The report of a commission appointed by President grover cleveland to investigate the Pullman strike of 1894 (see in re debs) prompted this act, one of the earliest federal acts providing for the arbitration of railway labor disputes. The act applied to all railroads and their employees engaged in interstate commerce and provided mediation of any labor dispute "seriously interrupting or threatening to interrupt" interstate commerce. If mediation failed to resolve the dispute, the parties could turn to an arbitration board whose award would be binding and enforceable through equity proceedings. Neither strikes nor lockouts were permitted during arbitration or ninety days after an award. Section 10 made it a misdemeanor for any employer to require, as a condition of employment, any discriminatory agreements, particularly with regard to union membership. Clearly aimed at outlawing yellow dog contracts, section 10 fell in Adair v. United States (1906) as a violation of freedom of contract.
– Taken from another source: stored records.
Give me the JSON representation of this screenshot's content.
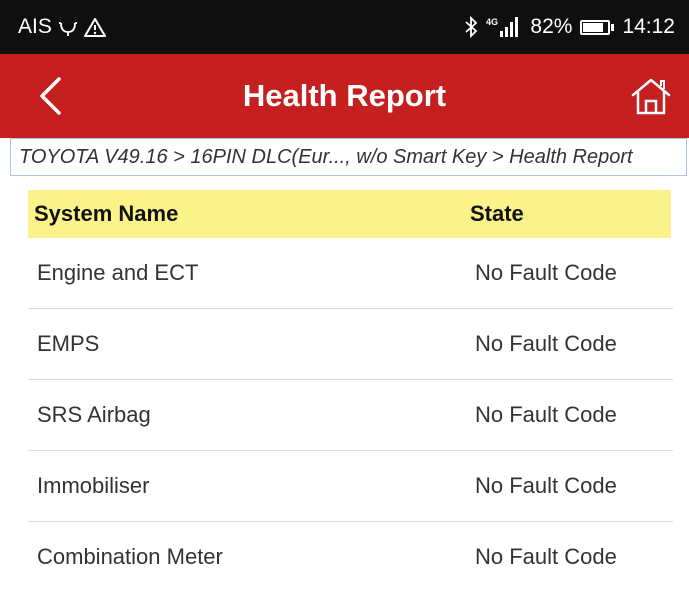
{
  "status_bar": {
    "carrier": "AIS",
    "network": "4G",
    "battery_percent": "82%",
    "battery_level": 0.82,
    "time": "14:12"
  },
  "app_bar": {
    "title": "Health Report",
    "back_icon": "chevron-left-icon",
    "home_icon": "home-icon",
    "background": "#c51f1f"
  },
  "breadcrumb": {
    "text": "TOYOTA V49.16 > 16PIN DLC(Eur..., w/o Smart Key > Health Report"
  },
  "table": {
    "header_bg": "#fbf28a",
    "columns": [
      "System Name",
      "State"
    ],
    "rows": [
      {
        "name": "Engine and ECT",
        "state": "No Fault Code"
      },
      {
        "name": "EMPS",
        "state": "No Fault Code"
      },
      {
        "name": "SRS Airbag",
        "state": "No Fault Code"
      },
      {
        "name": "Immobiliser",
        "state": "No Fault Code"
      },
      {
        "name": "Combination Meter",
        "state": "No Fault Code"
      }
    ]
  }
}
The act otherwise operated quite successfully, and Congress fortified its mediation provisions in 1913. A bitter nationwide strike in which both sides refused to invoke mediation, however, forced replacement of the act three years later with the adamson eight-hour act.

David Gordon


Taylor, Benjamin J. and Witney, Fred 1971 Labor Relations Law, 2nd ed. Englewood Cliffs, N.J.: Prentice-Hall.